When we think using words, most of us are aware of ‘hearing’ our own voice in our minds – a phenomenon which psychologists call ‘inner speech’. This includes things like ‘the voice of conscience’, but also things like silently repeating a phrase or a number to yourself so that you don’t forget it, insulting or praising someone in the privacy of your own thoughts, planning what you’re going to say or do, and so on.
There are times when inner speech is very noticeable, and times when you’re not necessarily sure whether you’ve done it or not. Much of the time inner speech might be condensed and fleeting – since it’s a kind of talking to ourselves, we often don’t need to provide much in the way of context. However, in activities which involve a bit more complexity we’re more likely to expand our inner speech, and therefore to notice it.
EXERCISE 1: A sample of inner speech
Set a timer for 1 minute. During that time, write down all of your thoughts (i.e. your inner monologue/dialogue), as quickly as you can.
The role of inner speech in writing and reading
So what is inner speech for? One of the main ideas is that it’s useful for things like action-planning, problem-solving, memory, and motivation. There’s also some evidence which suggests that we also use inner speech when reading. Some people are very aware of how typography can alter how inner speech sounds: how italics can give certain words emphasis, for instance, in ways that might completely change the meaning of a sentence, or how capitals can make the INNER VOICE SEEM LIKE IT’S SHOUTING. However, studies on the subject suggest that people notice their inner speech when reading to different degrees – for some, it’s like a full-on audiobook running in their head, while there are others who aren’t sure that there’s any inner ‘sound’ at all when they read.

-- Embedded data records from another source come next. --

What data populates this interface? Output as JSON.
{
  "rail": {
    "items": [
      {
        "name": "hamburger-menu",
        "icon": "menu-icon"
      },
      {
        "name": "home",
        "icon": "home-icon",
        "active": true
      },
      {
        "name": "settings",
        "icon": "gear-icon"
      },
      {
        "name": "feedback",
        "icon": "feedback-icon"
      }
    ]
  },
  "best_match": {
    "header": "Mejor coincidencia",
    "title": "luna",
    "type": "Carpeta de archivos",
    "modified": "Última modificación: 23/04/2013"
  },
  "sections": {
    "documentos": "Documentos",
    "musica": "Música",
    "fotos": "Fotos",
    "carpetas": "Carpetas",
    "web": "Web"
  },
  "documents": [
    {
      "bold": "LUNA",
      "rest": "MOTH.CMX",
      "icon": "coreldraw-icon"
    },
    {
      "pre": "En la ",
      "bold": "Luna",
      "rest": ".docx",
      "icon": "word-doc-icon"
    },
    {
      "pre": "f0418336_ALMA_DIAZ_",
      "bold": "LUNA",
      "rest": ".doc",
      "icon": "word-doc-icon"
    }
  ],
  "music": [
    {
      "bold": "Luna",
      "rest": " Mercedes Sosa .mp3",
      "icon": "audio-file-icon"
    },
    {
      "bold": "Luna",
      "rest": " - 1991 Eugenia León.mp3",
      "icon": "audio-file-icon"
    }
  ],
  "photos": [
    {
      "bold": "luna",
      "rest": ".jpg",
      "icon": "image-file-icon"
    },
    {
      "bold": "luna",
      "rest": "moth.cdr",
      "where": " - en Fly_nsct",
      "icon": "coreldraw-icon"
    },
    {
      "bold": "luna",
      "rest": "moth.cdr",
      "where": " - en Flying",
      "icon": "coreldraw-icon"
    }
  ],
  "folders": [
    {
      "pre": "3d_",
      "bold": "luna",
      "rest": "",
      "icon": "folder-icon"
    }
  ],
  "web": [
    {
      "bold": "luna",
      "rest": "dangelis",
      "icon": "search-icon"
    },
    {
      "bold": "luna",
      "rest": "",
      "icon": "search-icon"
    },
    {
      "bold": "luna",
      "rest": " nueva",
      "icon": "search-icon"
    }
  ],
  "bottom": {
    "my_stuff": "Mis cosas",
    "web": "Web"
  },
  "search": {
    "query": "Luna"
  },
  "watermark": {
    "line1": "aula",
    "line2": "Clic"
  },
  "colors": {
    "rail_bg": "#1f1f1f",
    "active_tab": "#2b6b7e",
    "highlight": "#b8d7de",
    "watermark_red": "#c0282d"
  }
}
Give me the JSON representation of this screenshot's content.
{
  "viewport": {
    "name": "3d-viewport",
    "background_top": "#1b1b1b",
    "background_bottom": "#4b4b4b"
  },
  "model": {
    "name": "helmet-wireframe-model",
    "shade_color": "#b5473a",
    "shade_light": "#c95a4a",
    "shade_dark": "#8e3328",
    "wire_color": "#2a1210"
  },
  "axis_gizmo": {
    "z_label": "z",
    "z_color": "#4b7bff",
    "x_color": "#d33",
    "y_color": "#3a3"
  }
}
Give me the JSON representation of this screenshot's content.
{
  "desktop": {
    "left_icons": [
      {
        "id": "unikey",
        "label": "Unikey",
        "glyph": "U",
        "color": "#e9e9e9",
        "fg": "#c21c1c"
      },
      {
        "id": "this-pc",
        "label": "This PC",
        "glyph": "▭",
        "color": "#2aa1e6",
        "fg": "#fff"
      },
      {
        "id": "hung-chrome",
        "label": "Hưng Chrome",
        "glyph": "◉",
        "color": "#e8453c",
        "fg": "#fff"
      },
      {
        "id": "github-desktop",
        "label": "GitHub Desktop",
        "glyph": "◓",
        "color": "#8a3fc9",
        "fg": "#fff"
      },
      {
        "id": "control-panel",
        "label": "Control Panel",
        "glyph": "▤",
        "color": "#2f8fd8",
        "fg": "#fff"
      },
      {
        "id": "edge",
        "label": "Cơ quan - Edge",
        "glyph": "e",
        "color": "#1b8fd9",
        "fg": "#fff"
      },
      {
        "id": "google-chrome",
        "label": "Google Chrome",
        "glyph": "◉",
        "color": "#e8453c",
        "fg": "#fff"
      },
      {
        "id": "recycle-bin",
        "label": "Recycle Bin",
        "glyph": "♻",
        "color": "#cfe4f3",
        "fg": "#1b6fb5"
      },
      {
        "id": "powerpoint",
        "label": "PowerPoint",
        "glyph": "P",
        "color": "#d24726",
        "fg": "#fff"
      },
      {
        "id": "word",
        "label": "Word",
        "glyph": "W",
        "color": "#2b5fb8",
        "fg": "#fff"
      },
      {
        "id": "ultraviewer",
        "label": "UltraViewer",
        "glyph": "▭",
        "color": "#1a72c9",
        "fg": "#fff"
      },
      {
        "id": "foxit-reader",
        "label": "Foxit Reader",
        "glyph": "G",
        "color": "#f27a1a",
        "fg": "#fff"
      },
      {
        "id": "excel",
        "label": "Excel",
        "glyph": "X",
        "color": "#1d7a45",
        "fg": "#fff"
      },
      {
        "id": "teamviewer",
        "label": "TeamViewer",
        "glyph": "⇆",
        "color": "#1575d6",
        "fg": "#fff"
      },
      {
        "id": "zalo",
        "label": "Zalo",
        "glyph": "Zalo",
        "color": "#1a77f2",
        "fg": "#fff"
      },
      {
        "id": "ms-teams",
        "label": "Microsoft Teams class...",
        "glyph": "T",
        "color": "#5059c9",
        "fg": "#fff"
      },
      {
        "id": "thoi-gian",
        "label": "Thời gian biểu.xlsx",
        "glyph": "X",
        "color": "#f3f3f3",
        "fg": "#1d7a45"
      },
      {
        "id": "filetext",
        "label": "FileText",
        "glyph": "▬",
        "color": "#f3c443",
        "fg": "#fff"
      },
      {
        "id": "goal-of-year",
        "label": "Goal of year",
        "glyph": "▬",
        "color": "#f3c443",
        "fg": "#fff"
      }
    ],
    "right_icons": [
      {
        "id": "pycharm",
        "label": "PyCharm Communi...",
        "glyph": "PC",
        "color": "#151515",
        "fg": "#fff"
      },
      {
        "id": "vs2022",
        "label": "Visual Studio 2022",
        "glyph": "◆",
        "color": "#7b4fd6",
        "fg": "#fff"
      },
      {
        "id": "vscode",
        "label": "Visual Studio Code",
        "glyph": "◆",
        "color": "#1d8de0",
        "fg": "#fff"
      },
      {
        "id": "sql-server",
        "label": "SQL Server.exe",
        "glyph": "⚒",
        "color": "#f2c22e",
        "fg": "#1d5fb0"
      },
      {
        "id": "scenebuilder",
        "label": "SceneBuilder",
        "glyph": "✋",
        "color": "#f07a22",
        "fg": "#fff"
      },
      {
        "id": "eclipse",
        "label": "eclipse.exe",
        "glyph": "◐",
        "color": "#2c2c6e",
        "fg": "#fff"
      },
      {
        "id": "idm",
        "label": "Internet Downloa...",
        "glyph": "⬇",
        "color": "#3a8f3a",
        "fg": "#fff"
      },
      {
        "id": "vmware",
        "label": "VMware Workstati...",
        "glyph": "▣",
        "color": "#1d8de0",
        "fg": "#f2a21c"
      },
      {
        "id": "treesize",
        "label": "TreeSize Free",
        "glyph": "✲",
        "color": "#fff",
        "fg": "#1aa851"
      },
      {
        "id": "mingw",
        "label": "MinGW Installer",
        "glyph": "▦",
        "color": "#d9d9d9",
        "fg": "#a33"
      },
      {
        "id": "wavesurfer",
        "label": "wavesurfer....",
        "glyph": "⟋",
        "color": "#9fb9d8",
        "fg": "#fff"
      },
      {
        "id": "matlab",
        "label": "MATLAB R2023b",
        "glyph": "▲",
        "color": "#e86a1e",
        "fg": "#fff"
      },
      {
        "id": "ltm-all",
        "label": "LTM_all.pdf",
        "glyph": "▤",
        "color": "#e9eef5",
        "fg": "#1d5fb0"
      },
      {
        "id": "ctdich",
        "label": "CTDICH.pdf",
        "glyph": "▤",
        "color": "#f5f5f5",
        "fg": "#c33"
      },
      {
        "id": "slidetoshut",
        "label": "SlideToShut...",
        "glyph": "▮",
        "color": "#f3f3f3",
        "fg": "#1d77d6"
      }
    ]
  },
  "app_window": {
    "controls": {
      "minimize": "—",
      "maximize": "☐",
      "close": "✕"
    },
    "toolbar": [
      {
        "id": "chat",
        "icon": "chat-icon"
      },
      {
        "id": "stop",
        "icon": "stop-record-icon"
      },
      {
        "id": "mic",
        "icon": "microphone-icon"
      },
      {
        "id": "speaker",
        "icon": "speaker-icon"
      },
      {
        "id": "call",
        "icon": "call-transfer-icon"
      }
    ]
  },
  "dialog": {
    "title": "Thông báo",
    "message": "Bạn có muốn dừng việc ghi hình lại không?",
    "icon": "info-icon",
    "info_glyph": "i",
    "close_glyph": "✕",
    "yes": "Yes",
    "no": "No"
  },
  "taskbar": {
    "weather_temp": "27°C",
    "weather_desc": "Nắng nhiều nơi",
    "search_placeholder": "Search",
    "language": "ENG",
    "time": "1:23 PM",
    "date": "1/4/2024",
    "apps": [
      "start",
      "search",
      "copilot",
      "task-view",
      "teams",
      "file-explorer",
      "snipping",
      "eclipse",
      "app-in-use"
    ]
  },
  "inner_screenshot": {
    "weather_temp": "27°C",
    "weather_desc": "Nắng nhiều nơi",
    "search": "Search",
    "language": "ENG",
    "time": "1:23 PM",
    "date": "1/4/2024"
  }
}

When it comes to writing, inner speech seems to be equally varied – not just in terms of how it affects what ends up on the page, but in terms of how it relates to the voices within the narrative (or poem, for that matter). Some of the writers we surveyed said that their characters’ voices felt very different from their ordinary inner speech, and were therefore separate from it:
‘Characters feel “outside” me even though I’m hearing them internally. If they don’t feel separate from me, then I can’t hear their voices. But that also means that if I feel like I can control their voices then I can’t hear them – they go silent.’
However, at least as many other writers stated that their characters’ voices were a part of their inner speech, even if they did not entirely ‘sound’ the same (because of age, accent, gender, etc.):
‘I suppose it’s a kind of ventriloquism. Ultimately it’s me speaking to myself, but imagining/putting on a different voice to do it.’
Finally, there was also a significant minority of writers who said that they did not hear their characters’ voices at all, even if their characters sometimes seemed to act of their own accord:
‘Once they are present, they engage in the action seemingly without any guidance. I don’t “hear” them but I know what they’re saying, seeing, feeling, and I just write it down.’
EXERCISE 2: What’s your inner speech like?
In this exercise, we invite you to reflect on your own inner speech and the role in plays in your creative writing practice by considering how you would answer a series of questions. Some of the questions explore what your own verbal thinking is like; others look at the way your characters’ voices and thoughts feature in your inner speech.
You can download the full list of questions here. There’s no need to answer all of them – just have a go at as many as you think will be useful!